╭─ The data

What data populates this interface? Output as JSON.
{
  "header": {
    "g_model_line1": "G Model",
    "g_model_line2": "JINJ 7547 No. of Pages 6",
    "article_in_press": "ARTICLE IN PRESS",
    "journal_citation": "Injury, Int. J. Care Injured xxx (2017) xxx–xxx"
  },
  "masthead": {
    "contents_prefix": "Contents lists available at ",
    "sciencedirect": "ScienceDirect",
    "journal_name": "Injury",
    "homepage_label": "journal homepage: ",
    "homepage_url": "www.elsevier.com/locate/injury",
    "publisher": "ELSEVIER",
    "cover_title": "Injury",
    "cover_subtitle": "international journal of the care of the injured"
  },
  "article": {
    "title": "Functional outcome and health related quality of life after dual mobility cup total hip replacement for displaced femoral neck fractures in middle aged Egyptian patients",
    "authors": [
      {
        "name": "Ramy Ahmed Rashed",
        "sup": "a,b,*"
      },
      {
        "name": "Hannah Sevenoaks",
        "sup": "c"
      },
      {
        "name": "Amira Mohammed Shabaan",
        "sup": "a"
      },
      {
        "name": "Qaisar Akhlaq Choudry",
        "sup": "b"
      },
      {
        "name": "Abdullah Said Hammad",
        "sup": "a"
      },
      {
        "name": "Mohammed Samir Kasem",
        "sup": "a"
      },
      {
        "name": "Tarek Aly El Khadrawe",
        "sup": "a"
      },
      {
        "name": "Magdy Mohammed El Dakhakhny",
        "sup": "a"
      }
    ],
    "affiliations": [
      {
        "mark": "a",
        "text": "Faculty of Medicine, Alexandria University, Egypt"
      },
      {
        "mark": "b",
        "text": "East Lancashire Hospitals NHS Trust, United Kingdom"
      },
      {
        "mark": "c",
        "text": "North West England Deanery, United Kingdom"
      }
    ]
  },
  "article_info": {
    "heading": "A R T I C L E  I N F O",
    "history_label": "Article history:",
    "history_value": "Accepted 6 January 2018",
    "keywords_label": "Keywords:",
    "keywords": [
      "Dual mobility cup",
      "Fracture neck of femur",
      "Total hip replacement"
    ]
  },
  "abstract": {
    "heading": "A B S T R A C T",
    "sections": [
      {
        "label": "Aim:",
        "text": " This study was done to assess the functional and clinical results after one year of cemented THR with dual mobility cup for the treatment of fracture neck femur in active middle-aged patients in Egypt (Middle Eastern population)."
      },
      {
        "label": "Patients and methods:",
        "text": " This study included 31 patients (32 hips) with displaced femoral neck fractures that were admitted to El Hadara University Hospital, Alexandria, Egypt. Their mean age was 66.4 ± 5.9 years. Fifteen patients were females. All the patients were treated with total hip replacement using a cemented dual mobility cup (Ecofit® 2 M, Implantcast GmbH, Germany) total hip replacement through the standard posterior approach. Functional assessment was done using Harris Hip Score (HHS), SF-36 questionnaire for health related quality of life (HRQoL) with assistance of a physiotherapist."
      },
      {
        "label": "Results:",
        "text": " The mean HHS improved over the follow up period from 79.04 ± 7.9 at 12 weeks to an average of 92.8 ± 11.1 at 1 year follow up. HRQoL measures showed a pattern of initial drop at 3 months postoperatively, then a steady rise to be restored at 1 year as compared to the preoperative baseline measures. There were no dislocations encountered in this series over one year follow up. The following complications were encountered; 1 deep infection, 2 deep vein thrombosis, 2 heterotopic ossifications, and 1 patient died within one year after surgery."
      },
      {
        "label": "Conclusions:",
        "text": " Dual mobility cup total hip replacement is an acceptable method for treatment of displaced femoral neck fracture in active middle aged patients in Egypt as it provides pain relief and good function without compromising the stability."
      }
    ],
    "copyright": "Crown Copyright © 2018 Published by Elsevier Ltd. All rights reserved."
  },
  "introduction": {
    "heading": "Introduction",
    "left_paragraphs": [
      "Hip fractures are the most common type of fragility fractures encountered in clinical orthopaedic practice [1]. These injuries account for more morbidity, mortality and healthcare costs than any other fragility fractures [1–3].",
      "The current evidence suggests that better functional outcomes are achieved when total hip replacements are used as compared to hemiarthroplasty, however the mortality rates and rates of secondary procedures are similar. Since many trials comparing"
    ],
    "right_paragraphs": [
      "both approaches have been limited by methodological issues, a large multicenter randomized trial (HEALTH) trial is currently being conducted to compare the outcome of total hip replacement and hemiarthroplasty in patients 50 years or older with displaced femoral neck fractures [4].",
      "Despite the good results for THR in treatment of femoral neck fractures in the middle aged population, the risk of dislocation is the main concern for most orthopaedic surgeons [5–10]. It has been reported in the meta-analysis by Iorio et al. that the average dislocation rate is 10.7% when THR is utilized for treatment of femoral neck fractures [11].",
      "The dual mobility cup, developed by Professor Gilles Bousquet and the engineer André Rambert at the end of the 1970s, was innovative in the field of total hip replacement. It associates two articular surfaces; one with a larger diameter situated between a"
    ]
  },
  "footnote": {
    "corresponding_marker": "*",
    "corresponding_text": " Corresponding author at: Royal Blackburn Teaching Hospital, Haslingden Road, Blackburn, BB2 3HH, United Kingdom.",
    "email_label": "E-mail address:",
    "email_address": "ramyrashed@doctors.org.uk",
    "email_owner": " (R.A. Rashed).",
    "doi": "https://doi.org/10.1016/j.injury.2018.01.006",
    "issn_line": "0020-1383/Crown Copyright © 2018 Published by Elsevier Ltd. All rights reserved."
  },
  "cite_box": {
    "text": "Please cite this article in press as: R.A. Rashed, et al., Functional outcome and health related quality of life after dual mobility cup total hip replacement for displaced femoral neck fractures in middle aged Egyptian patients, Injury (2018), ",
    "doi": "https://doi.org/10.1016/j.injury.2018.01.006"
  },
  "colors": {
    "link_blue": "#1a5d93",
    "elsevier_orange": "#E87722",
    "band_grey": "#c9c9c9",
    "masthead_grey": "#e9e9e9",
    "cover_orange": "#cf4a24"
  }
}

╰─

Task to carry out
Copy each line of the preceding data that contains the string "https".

Answer to this task
    "doi": "https://doi.org/10.1016/j.injury.2018.01.006",
    "doi": "https://doi.org/10.1016/j.injury.2018.01.006"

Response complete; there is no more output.